◆ **What is required**
Every line of the material is to be returned verbatim. Pictures stay out.

=-=-=

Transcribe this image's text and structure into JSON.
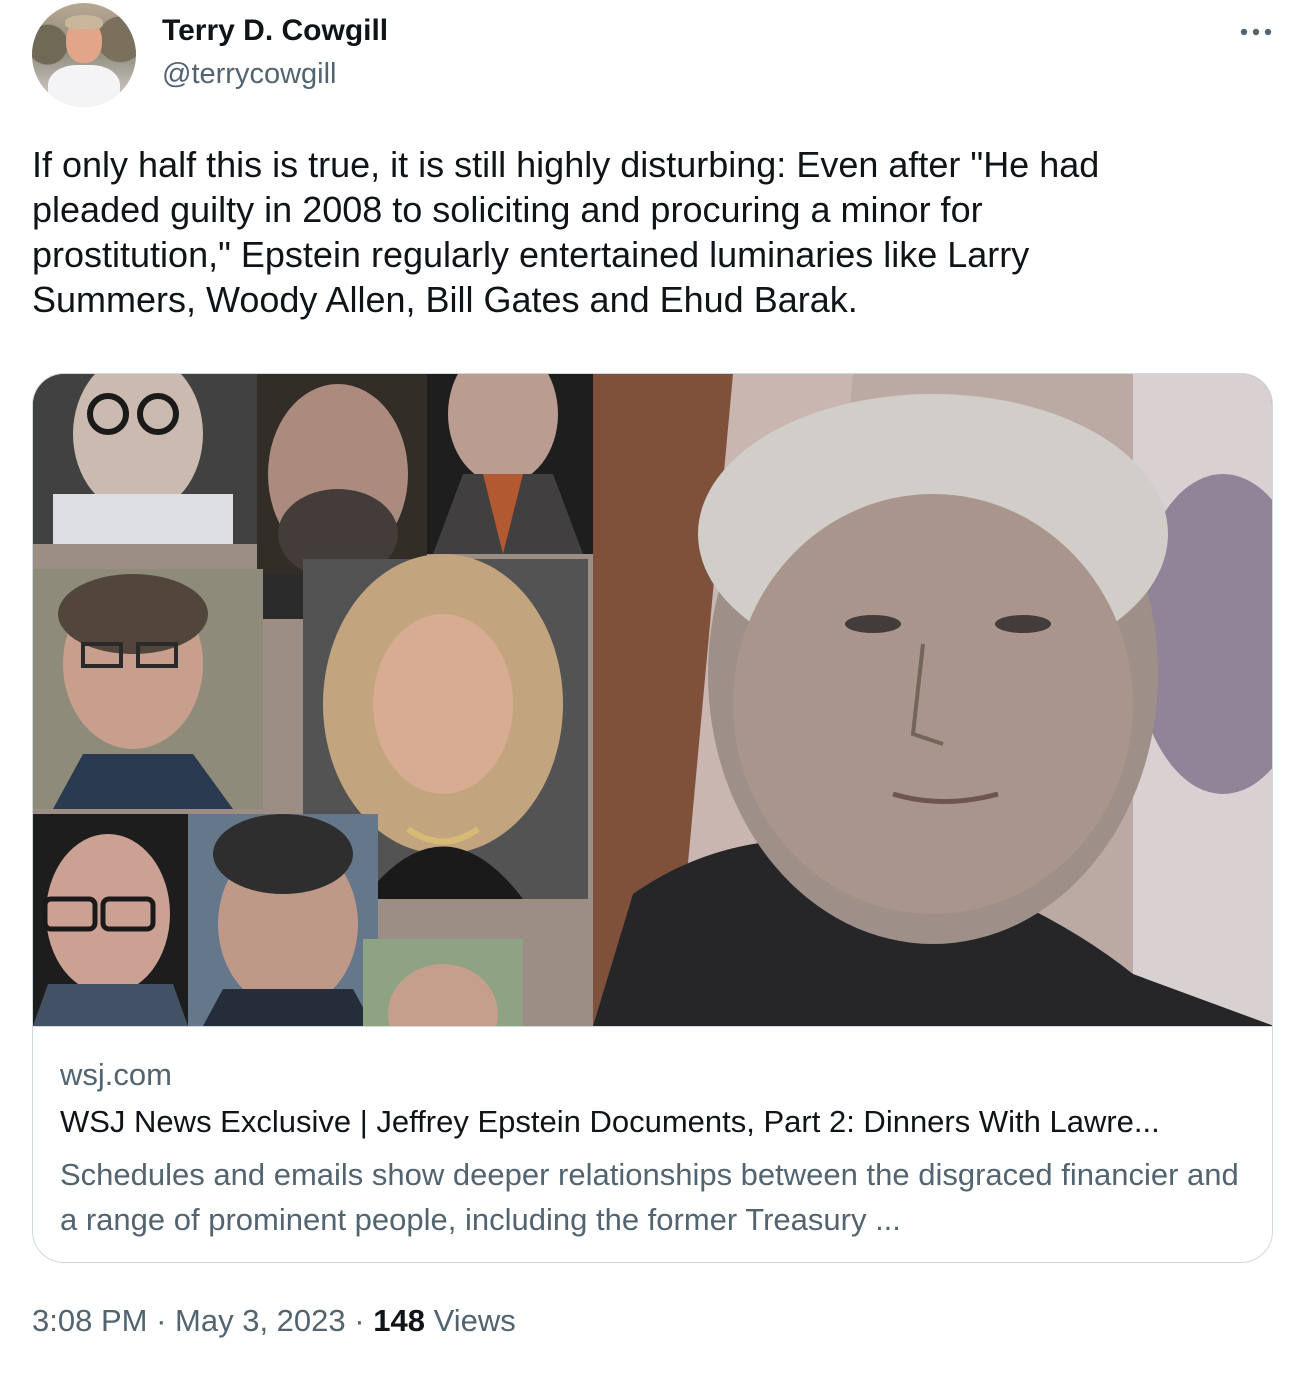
{
  "author": {
    "name": "Terry D. Cowgill",
    "handle": "@terrycowgill"
  },
  "tweet": {
    "text": "If only half this is true, it is still highly disturbing: Even after \"He had\npleaded guilty in 2008 to soliciting and procuring a minor for\nprostitution,\" Epstein regularly entertained luminaries like Larry\nSummers, Woody Allen, Bill Gates and Ehud Barak."
  },
  "card": {
    "domain": "wsj.com",
    "title": "WSJ News Exclusive | Jeffrey Epstein Documents, Part 2: Dinners With Lawre...",
    "description": "Schedules and emails show deeper relationships between the disgraced financier and a range of prominent people, including the former Treasury ..."
  },
  "meta": {
    "time": "3:08 PM",
    "separator": "·",
    "date": "May 3, 2023",
    "views_count": "148",
    "views_label": "Views"
  },
  "icons": {
    "more": "more-horizontal-icon"
  },
  "colors": {
    "text_primary": "#0f1419",
    "text_secondary": "#536471",
    "border": "#cfd9de"
  }
}
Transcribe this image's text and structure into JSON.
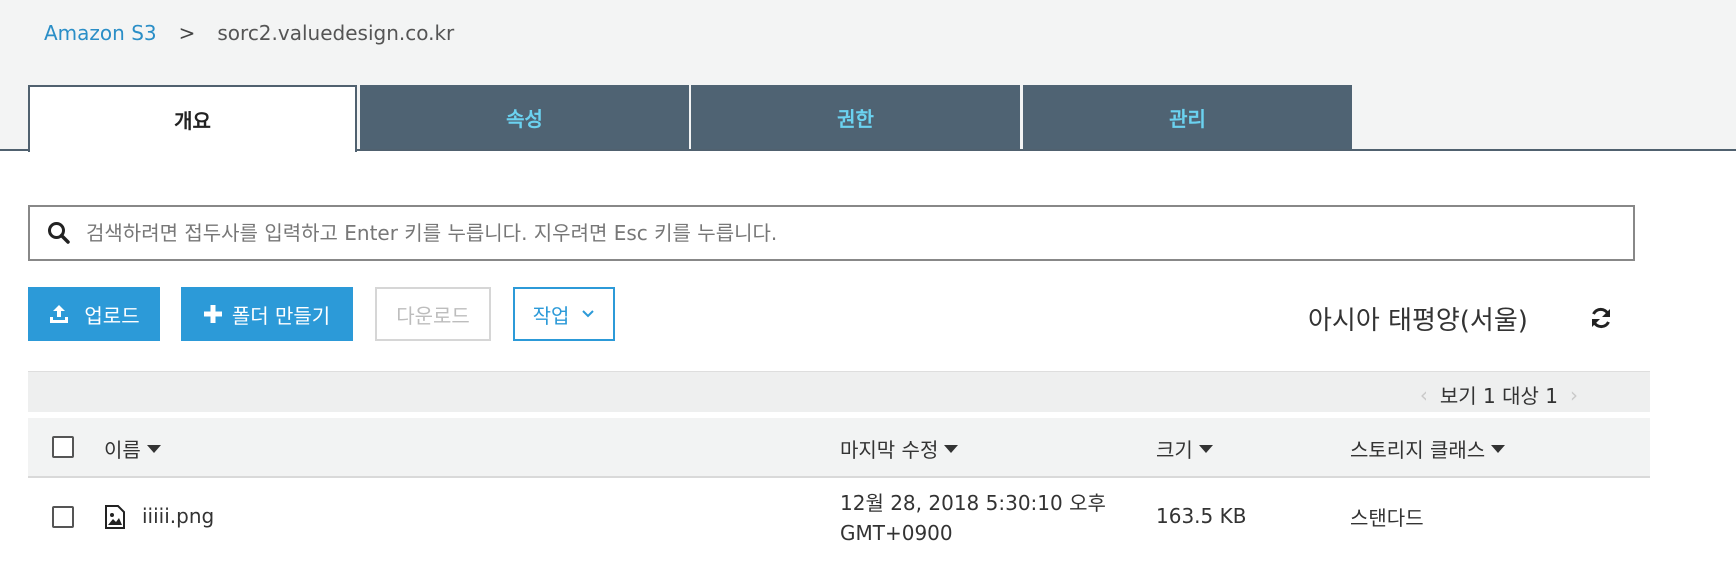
{
  "breadcrumb": {
    "root": "Amazon S3",
    "separator": ">",
    "current": "sorc2.valuedesign.co.kr"
  },
  "tabs": [
    {
      "label": "개요",
      "active": true
    },
    {
      "label": "속성",
      "active": false
    },
    {
      "label": "권한",
      "active": false
    },
    {
      "label": "관리",
      "active": false
    }
  ],
  "search": {
    "placeholder": "검색하려면 접두사를 입력하고 Enter 키를 누릅니다. 지우려면 Esc 키를 누릅니다.",
    "value": ""
  },
  "toolbar": {
    "upload_label": "업로드",
    "create_folder_label": "폴더 만들기",
    "download_label": "다운로드",
    "actions_label": "작업"
  },
  "region": "아시아 태평양(서울)",
  "pager": {
    "prev": "‹",
    "next": "›",
    "text": "보기 1 대상 1"
  },
  "table": {
    "headers": {
      "name": "이름",
      "last_modified": "마지막 수정",
      "size": "크기",
      "storage_class": "스토리지 클래스"
    },
    "rows": [
      {
        "name": "iiiii.png",
        "last_modified_line1": "12월 28, 2018 5:30:10 오후",
        "last_modified_line2": "GMT+0900",
        "size": "163.5 KB",
        "storage_class": "스탠다드"
      }
    ]
  },
  "colors": {
    "accent": "#2c9ad8",
    "tab_bg": "#4f6373",
    "tab_text": "#6bd2f0"
  }
}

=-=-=

◆ **Task output**
Transcribe this image's text and structure into JSON.
{
  "author": {
    "name": "Terry D. Cowgill",
    "handle": "@terrycowgill"
  },
  "tweet": {
    "text": "If only half this is true, it is still highly disturbing: Even after \"He had\npleaded guilty in 2008 to soliciting and procuring a minor for\nprostitution,\" Epstein regularly entertained luminaries like Larry\nSummers, Woody Allen, Bill Gates and Ehud Barak."
  },
  "card": {
    "domain": "wsj.com",
    "title": "WSJ News Exclusive | Jeffrey Epstein Documents, Part 2: Dinners With Lawre...",
    "description": "Schedules and emails show deeper relationships between the disgraced financier and a range of prominent people, including the former Treasury ..."
  },
  "meta": {
    "time": "3:08 PM",
    "separator": "·",
    "date": "May 3, 2023",
    "views_count": "148",
    "views_label": "Views"
  },
  "icons": {
    "more": "more-horizontal-icon"
  },
  "colors": {
    "text_primary": "#0f1419",
    "text_secondary": "#536471",
    "border": "#cfd9de"
  }
}
Transcribe this image's text and structure into JSON.
{
  "breadcrumb": {
    "root": "Amazon S3",
    "separator": ">",
    "current": "sorc2.valuedesign.co.kr"
  },
  "tabs": [
    {
      "label": "개요",
      "active": true
    },
    {
      "label": "속성",
      "active": false
    },
    {
      "label": "권한",
      "active": false
    },
    {
      "label": "관리",
      "active": false
    }
  ],
  "search": {
    "placeholder": "검색하려면 접두사를 입력하고 Enter 키를 누릅니다. 지우려면 Esc 키를 누릅니다.",
    "value": ""
  },
  "toolbar": {
    "upload_label": "업로드",
    "create_folder_label": "폴더 만들기",
    "download_label": "다운로드",
    "actions_label": "작업"
  },
  "region": "아시아 태평양(서울)",
  "pager": {
    "prev": "‹",
    "next": "›",
    "text": "보기 1 대상 1"
  },
  "table": {
    "headers": {
      "name": "이름",
      "last_modified": "마지막 수정",
      "size": "크기",
      "storage_class": "스토리지 클래스"
    },
    "rows": [
      {
        "name": "iiiii.png",
        "last_modified_line1": "12월 28, 2018 5:30:10 오후",
        "last_modified_line2": "GMT+0900",
        "size": "163.5 KB",
        "storage_class": "스탠다드"
      }
    ]
  },
  "colors": {
    "accent": "#2c9ad8",
    "tab_bg": "#4f6373",
    "tab_text": "#6bd2f0"
  }
}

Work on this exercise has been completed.